What this task involves:
The required result is one figure, the count of lines below with the string "Trading" in them.

====== Records shown ======

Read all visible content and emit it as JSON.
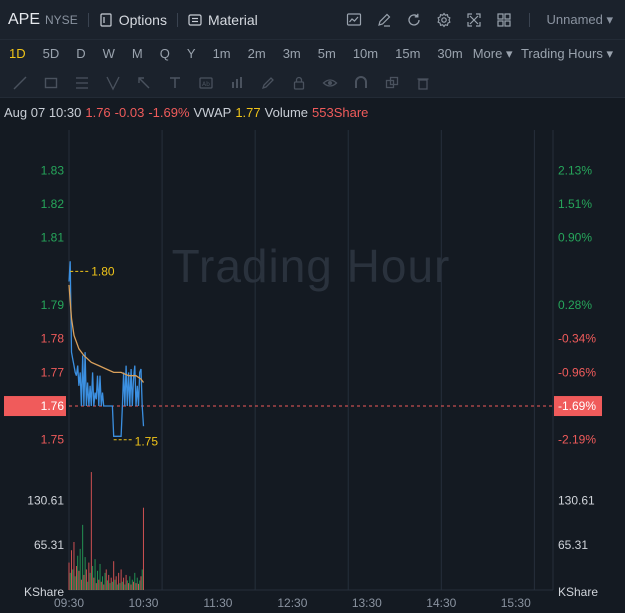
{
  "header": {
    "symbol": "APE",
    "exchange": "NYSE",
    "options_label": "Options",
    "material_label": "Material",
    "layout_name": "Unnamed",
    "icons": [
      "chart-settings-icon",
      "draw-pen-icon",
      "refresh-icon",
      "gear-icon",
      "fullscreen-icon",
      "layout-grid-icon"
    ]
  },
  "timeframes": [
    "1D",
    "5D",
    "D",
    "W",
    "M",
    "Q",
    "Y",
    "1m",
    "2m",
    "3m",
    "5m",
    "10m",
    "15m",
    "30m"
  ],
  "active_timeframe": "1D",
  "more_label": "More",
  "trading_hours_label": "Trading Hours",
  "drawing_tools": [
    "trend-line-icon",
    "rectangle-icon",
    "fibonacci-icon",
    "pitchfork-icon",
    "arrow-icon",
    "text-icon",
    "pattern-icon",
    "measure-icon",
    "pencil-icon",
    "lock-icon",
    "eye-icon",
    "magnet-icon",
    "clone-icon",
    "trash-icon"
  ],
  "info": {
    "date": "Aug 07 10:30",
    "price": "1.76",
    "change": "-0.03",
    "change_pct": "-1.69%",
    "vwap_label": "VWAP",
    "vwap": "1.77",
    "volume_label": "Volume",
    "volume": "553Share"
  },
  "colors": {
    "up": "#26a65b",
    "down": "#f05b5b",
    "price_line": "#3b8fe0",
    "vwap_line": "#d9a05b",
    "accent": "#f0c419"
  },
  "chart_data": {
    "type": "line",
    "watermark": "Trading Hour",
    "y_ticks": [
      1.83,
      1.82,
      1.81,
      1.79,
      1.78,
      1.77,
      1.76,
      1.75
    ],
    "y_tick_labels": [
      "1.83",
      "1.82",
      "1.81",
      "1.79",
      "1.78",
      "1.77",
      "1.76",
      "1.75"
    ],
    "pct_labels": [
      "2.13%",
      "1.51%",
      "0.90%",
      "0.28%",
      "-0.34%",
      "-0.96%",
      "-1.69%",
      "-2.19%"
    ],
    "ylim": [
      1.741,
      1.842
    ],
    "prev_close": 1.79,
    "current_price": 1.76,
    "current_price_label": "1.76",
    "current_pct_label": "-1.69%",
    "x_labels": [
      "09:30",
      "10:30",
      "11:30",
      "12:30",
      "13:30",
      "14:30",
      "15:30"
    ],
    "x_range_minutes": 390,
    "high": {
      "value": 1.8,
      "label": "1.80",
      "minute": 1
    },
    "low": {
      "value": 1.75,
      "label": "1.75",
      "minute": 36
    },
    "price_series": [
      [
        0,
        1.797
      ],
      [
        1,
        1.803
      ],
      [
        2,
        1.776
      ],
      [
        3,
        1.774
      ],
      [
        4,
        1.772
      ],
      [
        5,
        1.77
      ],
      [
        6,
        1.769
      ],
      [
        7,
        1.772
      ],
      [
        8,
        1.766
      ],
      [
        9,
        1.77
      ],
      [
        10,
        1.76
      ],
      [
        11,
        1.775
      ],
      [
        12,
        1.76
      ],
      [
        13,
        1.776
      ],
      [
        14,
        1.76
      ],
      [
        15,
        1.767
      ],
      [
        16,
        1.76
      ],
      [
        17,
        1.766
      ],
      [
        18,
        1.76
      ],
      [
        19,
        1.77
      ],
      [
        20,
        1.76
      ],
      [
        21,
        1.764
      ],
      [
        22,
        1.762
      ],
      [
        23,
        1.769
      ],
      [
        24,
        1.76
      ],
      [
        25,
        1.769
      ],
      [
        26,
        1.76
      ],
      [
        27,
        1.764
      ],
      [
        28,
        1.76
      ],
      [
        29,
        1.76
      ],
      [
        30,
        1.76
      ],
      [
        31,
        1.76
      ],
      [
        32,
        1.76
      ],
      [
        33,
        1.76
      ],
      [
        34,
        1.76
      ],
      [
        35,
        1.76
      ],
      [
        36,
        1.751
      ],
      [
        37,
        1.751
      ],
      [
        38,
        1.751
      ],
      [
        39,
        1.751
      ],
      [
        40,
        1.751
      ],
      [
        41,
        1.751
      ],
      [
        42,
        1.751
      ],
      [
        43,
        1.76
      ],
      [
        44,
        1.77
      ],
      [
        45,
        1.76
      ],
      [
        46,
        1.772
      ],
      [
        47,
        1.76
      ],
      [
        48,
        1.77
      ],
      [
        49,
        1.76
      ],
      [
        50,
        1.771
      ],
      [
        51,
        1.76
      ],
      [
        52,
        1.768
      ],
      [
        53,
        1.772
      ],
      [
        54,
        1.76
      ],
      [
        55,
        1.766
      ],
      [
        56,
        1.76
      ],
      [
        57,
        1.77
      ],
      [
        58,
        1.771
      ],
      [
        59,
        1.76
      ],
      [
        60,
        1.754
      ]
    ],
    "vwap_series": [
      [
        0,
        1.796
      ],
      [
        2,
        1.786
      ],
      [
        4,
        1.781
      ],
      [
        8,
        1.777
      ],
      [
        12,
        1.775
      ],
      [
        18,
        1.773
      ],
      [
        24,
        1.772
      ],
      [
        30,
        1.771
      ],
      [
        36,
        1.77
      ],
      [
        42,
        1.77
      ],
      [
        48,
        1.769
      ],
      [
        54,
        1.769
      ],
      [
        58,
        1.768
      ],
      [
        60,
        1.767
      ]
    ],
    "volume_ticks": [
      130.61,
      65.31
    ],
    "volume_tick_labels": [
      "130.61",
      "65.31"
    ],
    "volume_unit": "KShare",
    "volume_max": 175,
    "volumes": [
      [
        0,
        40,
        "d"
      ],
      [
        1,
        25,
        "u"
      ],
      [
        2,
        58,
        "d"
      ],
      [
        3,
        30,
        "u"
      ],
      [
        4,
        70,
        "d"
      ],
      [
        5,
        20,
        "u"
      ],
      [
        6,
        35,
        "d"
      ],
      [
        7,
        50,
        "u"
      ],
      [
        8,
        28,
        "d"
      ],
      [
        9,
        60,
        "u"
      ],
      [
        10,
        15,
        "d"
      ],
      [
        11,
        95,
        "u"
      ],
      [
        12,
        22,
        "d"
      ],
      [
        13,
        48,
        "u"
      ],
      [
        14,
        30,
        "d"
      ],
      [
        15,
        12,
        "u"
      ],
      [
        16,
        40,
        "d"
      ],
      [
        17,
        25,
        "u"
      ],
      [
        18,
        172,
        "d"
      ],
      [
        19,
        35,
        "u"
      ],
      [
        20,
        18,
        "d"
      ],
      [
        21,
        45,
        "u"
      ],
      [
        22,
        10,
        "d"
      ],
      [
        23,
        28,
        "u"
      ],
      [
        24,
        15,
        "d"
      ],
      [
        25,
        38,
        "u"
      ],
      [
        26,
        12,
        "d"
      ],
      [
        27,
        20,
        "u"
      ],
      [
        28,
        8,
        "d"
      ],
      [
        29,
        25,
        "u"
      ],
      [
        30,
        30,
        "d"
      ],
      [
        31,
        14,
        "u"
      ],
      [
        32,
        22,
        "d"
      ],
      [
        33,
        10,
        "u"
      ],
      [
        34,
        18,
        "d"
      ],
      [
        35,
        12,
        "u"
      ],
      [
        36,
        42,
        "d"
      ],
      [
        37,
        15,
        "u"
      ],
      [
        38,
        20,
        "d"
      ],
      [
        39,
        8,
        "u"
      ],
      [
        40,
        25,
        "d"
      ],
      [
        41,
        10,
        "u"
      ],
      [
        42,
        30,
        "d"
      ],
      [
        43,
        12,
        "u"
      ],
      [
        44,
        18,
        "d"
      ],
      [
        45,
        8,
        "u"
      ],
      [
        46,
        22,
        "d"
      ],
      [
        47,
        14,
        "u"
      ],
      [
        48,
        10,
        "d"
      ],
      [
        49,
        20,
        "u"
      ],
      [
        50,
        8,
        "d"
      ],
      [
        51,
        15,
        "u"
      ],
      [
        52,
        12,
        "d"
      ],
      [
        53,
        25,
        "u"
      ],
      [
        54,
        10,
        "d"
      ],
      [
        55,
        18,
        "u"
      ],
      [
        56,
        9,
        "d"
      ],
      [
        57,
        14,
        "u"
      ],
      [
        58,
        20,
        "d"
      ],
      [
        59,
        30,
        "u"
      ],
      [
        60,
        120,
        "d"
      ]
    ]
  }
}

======

Reply to the exercise:
2